Tasks such as multi-tasking on various heavy apps, opening multiple tabs on Chrome and in-general navigating through the phone while several apps are running in the background will not be of any concern. Low to moderately graphics intensive games are also easy to run on the phone and did not cause any problems even during long term usage. However, for users who are interested in playing games such as PUBG Mobile or Call of Duty Mobile, there is a bit of a snag. You can not set the graphics to the high as it has been locked at medium for the phone. Gaming for long periods of time saw a noticeable drop in frames and overheating of the device.

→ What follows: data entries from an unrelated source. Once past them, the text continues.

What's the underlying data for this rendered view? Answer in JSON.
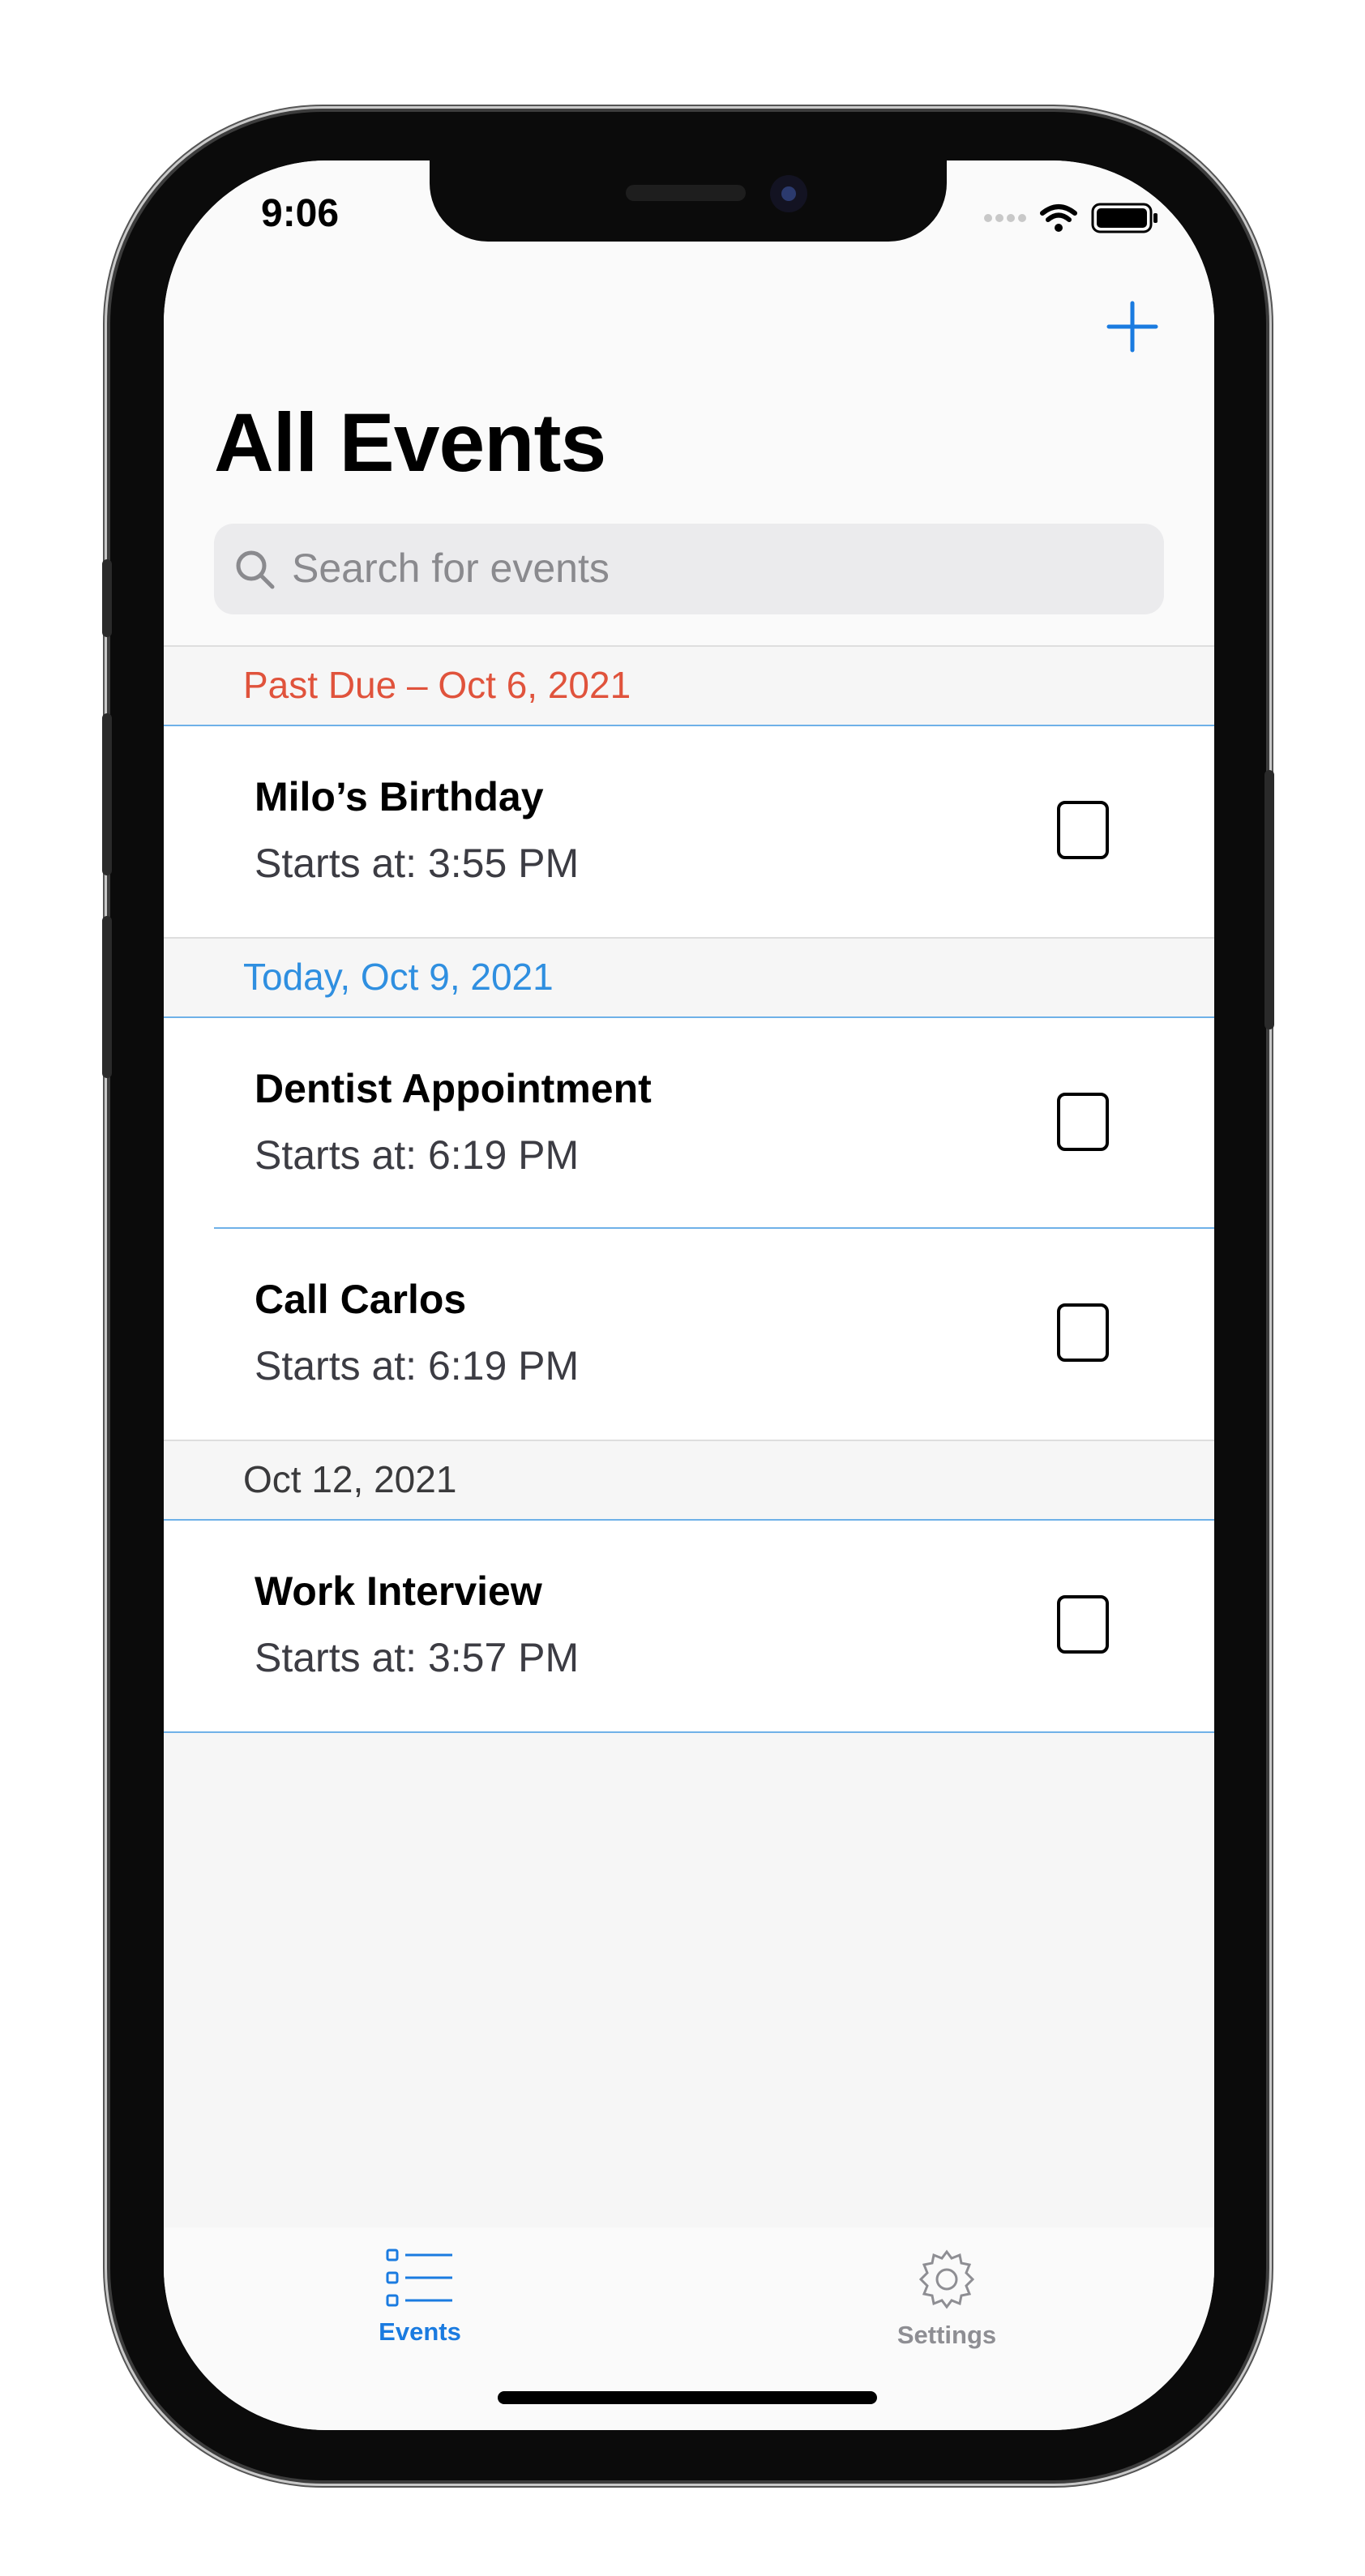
{
  "status": {
    "time": "9:06"
  },
  "nav": {
    "title": "All Events"
  },
  "search": {
    "placeholder": "Search for events"
  },
  "sections": [
    {
      "header": "Past Due – Oct 6, 2021",
      "color": "#e0533c",
      "events": [
        {
          "title": "Milo’s Birthday",
          "time": "Starts at: 3:55 PM"
        }
      ]
    },
    {
      "header": "Today, Oct 9, 2021",
      "color": "#2f8fe0",
      "events": [
        {
          "title": "Dentist Appointment",
          "time": "Starts at: 6:19 PM"
        },
        {
          "title": "Call Carlos",
          "time": "Starts at: 6:19 PM"
        }
      ]
    },
    {
      "header": "Oct 12, 2021",
      "color": "#3a3a3c",
      "events": [
        {
          "title": "Work Interview",
          "time": "Starts at: 3:57 PM"
        }
      ]
    }
  ],
  "tabs": [
    {
      "label": "Events",
      "icon": "list-icon",
      "active": true,
      "color": "#1a7be0"
    },
    {
      "label": "Settings",
      "icon": "gear-icon",
      "active": false,
      "color": "#8e8e93"
    }
  ],
  "colors": {
    "accent": "#1a7be0",
    "separator": "#6fb1e8"
  }
}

In terms of authentication, the OPPO F15 offers an in-display fingerprint reader and a face authentication method using the front camera, out of which the latter is extremely snappy while the former could be a hit-or-miss. The earpiece, mic and speaker of the phone worked exactly as expected although this is something that all phones in the price range can get right.
I was surprised that the F15 doesn’t ship with ColorOS 7.0 out of the box. We get ColorOS 6.1 which is based on Android 9 Pie when Android 10 has been out for months. I have made my feelings clear about ColorOS 6.1 in my Realme X2 review. In summary, I feel that while ColorOS has improved over the years, and is certainly better than OPPO’s Chinese contemporaries. However, a phone being announced in 2020 should be coming with Android 10. I believe a software update in the coming weeks should see to that.

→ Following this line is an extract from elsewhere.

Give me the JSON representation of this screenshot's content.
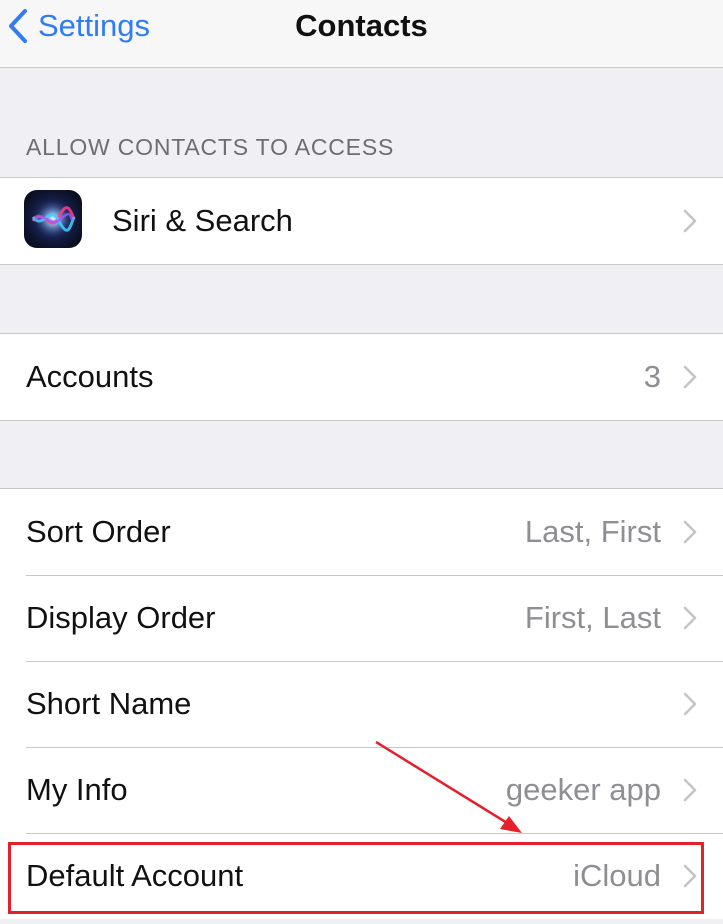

The OPPO F15 does not have something spectacular stored away in terms of its battery but it gets the job done just fine. The phone is powered by a 4,000mAh cell which supports the company’s proprietary VOOC 3.0 charging. In our standard video loop battery test, the phone managed to last 16 hours which is quite impressive. As for the regular usage of the smartphone, I managed to get almost a day and a half on regular usage which involved watching a lot of Netflix content, operating all my social media apps and an active 4G connection for most of the time. The phone charges to 50 percent in about 30 minutes while a full charge can take about 100 minutes or so.
The OPPO F15 would’ve been a great phone if it was launched last year. In 2020 users expect faster performance, better cameras and Android 10 out of the box if they plan on shelling Rs 20,000 for a phone. The hardware choices on the OPPO F15 are hard to justify when you have phones like the Realme X2 with arguably much better specs and also an imminent upgrade to Android 10. A case can be made about the F15’s premium looks, but the Redmi K20 is also quite a looker. Sure, the F15 is a great phone and also has capable cameras, along with good battery management. But it does not visibly beat the competition in any category as a whole and that is something very vital for a mid-range smartphone to make a mark. Let’s hope that OPPO comes out with a better ‘Pro’ version of this device.
Editor’s rating: 3.5 / 5
- Great design
- Reliable rear-facing cameras
- Good battery management
- Performance is an issue
- Monochrome sensor does not make sense
- No Android 10 out of the box
Photos by Raj Rout